BASICS: "Hummingbirds.....where is the person, I ask, who, on observing this glittering fragment of the rainbow, would not pause, admire, and turn his mind with reverence..." (J. J. Audubon).
This is a blog about my summer life at the Baiting Hollow Hummingbird Sanctuary, at my winter garden, Calypso, in the Bahamas, and aspects of life in general.
This private sanctuary is now permanently closed to the general public, as a result of a lawsuit brought by a neighbor. Only my friends and personal guests may visit (paul.adams%stonybrook.edu).
Thursday, August 30, 2012
Open Today (thur) am/pm; hummingbird moths
We are open today 9.30-12.30 and 3-5.30. We always close 12.30-3. Yesterday started with a strong northwest wind and almost no hummingbird activity, but later in the morning activity picked up again. The wind has greatly dropped but is now more in the north (and it is rather chilly), so I expect low activity to start with. Perhaps it will again improves as the day advances.
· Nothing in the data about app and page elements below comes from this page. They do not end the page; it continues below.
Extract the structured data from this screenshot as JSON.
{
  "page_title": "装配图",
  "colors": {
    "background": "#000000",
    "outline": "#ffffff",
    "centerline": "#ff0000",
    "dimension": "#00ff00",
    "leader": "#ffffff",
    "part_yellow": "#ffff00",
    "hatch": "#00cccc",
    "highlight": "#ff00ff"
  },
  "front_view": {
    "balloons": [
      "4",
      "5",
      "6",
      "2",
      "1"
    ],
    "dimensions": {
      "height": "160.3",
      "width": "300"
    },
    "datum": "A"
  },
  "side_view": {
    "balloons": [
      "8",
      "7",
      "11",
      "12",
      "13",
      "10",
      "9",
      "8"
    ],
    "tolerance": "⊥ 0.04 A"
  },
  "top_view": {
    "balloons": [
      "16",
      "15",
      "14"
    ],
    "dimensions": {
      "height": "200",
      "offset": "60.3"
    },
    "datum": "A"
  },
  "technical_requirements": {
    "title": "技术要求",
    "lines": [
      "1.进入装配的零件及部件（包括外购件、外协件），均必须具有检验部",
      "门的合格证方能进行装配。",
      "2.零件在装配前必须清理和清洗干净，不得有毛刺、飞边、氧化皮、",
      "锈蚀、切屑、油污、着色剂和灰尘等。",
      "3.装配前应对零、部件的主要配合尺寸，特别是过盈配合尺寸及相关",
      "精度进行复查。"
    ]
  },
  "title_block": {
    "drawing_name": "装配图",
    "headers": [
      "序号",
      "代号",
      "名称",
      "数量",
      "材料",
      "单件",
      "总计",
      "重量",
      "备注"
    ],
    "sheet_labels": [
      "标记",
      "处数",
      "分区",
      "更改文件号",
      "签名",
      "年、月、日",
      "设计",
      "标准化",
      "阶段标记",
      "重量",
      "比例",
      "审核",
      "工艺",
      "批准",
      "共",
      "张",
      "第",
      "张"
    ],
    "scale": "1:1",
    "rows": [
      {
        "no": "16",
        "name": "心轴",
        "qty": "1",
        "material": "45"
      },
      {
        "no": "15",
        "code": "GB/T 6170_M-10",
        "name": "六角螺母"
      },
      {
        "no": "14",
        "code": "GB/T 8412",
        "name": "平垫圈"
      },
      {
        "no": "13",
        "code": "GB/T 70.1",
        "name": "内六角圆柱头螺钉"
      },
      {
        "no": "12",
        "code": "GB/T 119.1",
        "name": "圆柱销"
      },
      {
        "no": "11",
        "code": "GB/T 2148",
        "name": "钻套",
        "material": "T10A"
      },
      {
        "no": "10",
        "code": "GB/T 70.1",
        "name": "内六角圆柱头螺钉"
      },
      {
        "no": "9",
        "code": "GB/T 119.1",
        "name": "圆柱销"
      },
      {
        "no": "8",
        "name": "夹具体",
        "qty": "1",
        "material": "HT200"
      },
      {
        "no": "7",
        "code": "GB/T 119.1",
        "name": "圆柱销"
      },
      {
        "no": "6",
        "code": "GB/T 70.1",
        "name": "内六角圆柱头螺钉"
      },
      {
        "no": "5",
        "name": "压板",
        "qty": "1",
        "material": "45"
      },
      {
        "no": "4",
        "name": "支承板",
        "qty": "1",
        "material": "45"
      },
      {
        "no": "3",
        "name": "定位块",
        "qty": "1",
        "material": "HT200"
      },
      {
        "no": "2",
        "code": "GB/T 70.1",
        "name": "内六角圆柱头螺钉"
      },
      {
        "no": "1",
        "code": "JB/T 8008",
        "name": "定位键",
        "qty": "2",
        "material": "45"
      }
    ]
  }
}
I expect tomorrow to be a good day, especially in the afternoon.
The photo, by Doug MacLean, shows a "hummingbird moth", also known as a common clearwing moth, Hemaris thysbe (see this Mass Audubon article: hummingbird moth; I thank John Turner for the definitive identification). It looks like a cross between a bee and a hummingbird (but is completely different from the bee hummingbird, the world's smallest bird). But there are various other types of hummingbird moth, such as the sphinx hummingbird moth (or whitelined sphinx), which looks quite different, but also has hummingbird-like behavior. I mostly see the clearwing moth during the day, and the sphinx moth at dusk. Some people tell me they get hummingbirds, but only after sunset. I have to tell them these are moths not hummers (which disappear at sunset). Others tell me they see only "very tiny" hummingbirds during the day, but they may be seeing moths instead.